In 1854 he married Emeret Cooley, a sister of a business associate; they had three sons and a daughter. In 1862 the firm became known as Cooley, Farwell, and Company, then in 1865, after he took it over, John V. Farwell and Company. Marshall Field, Potter Palmer, Levi Z. Leiter, and S.N. Kellogg were numbered among Farwell's partners at one time or another, and the Farwell Company was for many years Chicago's leading dry goods store.

Unlike his brother and partner Charles Benjamin Farwell, who helped form the Republican Party and later served in both houses of Congress, John Farwell rarely participated in politics; however, he was an elector for Abraham Lincoln in 1860. In 1869 he was appointed a Commissioner for Indian Affairs by President Ulysses S. Grant. He was a devout Methodist who headed the Chicago branch of the United States Christian Commission during the Civil War and was a leading friend and supporter of Dwight L. Moody's ministry. Farwell helped build the First Methodist Church (Chicago) and was also a zealous supporter of the Young Men's Christian Association; he donated land in downtown Chicago for the first YMCA building.

Farwell entered the Texas cattle-ranching scene in 1882, when, as a leading member of the Capitol Syndicate, he helped finance the building of the new Capitol in Austin, Texas. Both he and Charles were directors of the Capitol Freehold Land and Investment Company, organized in London, Texas in 1885 to handle the land that became the XIT Ranch. In addition, he was for a time managing director of the XIT. In that position, Farwell spent some time at the ranch, where he occasionally held church services for the employees; his nephew Walter Farwell erected a summer residence near Channing, Texas that served as the new XIT headquarters.

Farwell died on August 20, 1908, and was interred in Chicago. Even after ceasing cattle operations in 1912, the Farwell estate continued ownership of XIT properties in the form of a trust known as the Capitol Reservation Lands, organized in 1915. This trust remained in existence until the last of the Texas Panhandle properties was sold. The family also maintained the dry goods business in Chicago until 1926, when it was sold to Carson, Pirie and Company. Two towns in Texas were named for Farwell.

Encyclopedia of Illinois, Volume 1, page 162
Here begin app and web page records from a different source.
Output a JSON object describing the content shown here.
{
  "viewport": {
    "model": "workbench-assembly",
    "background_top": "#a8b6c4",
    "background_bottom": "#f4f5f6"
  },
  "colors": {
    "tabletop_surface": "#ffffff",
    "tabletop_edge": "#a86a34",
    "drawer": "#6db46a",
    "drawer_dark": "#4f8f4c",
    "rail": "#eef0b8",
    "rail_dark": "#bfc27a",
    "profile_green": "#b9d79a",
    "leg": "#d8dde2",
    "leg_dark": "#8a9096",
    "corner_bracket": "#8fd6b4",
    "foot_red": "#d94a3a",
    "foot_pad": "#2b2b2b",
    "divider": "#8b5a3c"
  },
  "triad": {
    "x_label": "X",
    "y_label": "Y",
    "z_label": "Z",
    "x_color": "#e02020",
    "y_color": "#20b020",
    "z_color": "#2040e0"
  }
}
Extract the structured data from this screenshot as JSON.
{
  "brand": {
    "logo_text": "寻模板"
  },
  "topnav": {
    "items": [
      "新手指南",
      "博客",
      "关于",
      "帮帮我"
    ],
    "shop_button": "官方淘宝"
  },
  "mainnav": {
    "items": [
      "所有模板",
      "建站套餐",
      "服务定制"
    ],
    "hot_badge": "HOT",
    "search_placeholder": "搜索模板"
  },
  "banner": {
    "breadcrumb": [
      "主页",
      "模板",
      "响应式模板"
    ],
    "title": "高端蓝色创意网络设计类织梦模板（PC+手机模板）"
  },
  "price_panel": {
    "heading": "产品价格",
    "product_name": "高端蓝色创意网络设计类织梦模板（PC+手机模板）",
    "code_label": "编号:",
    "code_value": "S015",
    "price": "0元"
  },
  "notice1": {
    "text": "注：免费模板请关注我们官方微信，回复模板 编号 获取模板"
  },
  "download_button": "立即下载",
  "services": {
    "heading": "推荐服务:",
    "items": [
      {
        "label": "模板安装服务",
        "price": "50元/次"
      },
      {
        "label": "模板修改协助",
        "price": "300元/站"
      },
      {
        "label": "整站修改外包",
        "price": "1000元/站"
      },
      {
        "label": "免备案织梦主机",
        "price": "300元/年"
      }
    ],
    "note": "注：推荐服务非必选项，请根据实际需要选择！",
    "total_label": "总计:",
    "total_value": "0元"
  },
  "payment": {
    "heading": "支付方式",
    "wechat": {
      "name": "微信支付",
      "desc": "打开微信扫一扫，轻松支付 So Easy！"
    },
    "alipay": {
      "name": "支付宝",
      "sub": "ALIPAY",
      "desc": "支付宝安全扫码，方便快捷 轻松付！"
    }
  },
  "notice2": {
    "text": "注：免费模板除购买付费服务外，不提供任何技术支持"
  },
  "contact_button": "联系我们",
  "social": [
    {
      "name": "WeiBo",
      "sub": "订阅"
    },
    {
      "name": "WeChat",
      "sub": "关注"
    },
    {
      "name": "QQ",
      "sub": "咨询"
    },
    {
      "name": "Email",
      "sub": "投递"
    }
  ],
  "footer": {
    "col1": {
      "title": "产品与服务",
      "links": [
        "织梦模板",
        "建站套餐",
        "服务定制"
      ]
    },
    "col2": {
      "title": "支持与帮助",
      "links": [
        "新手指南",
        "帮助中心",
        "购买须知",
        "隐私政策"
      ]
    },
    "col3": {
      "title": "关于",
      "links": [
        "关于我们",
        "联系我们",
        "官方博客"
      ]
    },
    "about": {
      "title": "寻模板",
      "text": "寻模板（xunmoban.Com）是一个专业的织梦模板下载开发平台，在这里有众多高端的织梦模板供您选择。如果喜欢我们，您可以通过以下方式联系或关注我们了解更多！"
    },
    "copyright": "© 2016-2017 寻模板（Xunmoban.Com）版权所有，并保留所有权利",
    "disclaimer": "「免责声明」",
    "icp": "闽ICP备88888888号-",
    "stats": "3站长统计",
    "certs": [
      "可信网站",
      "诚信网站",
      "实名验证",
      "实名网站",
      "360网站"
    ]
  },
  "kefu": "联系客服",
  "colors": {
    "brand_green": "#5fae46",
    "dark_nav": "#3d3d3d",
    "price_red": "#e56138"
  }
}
John Villiers Farwell, merchant, was born at Campbell, Steuben County, N.Y., Friday, July 29, 1825, the son of a farmer ; received a common school education and, in 1838, removed with his father's family to Ogle County, Illinois. Here he attended Mount Morris Seminary for a time, but, in 1845, came to Chicago without capital and secured employment in the City Clerk's office, then became a bookkeeper in the dry-goods establishment of Hamilton & White, and, still later, with Hamilton & Day. Having thus received his bent towards a mercantile career, he soon after entered the concern of Wadsworth & Phelps as a clerk, at a salary of $600 a year, but was admitted to a partnership in 1850, the title of the firm becoming Cooley, Farwell & Company, in 1860. About this time Marshall Field and Levi Ziegler Leiter became associated with the concern and received their mercantile training under the supervision of Mr. Farwell. In 1865 the title of the firm became J.V. Farwell & Company, but, in 1891, the firm was incorporated under the name of The J.V. Farwell Company, his brother, Charles Benjamin Farwell, being a member. The subject of this sketch has long been a prominent factor in religious circles, a leading spirit of the Young Men's Christian Association, and served as President of the Chicago Branch of the United States Christian Commission during the Civil War. Politically he was a Republican, serving as Presidential Elector at the time of President Lincoln's second election in 1864; also served by appointment of President Grant, in 1869, on the Board of Indian Commissioners. He was a member of the Capitol Syndicate which erected the Texas State Capitol, at Austin, in that State; was also, for a number of years, Vice-President and Treasurer of J.V. Farwell and Company, and President of the Colorado Consolidated Land and Water Company. He was also prominent in the organization of the Chicago Public Library, and a member of the Union League, the Chicago Historical Society and the Chicago Art Institute. Died Thursday, August 20, 1908.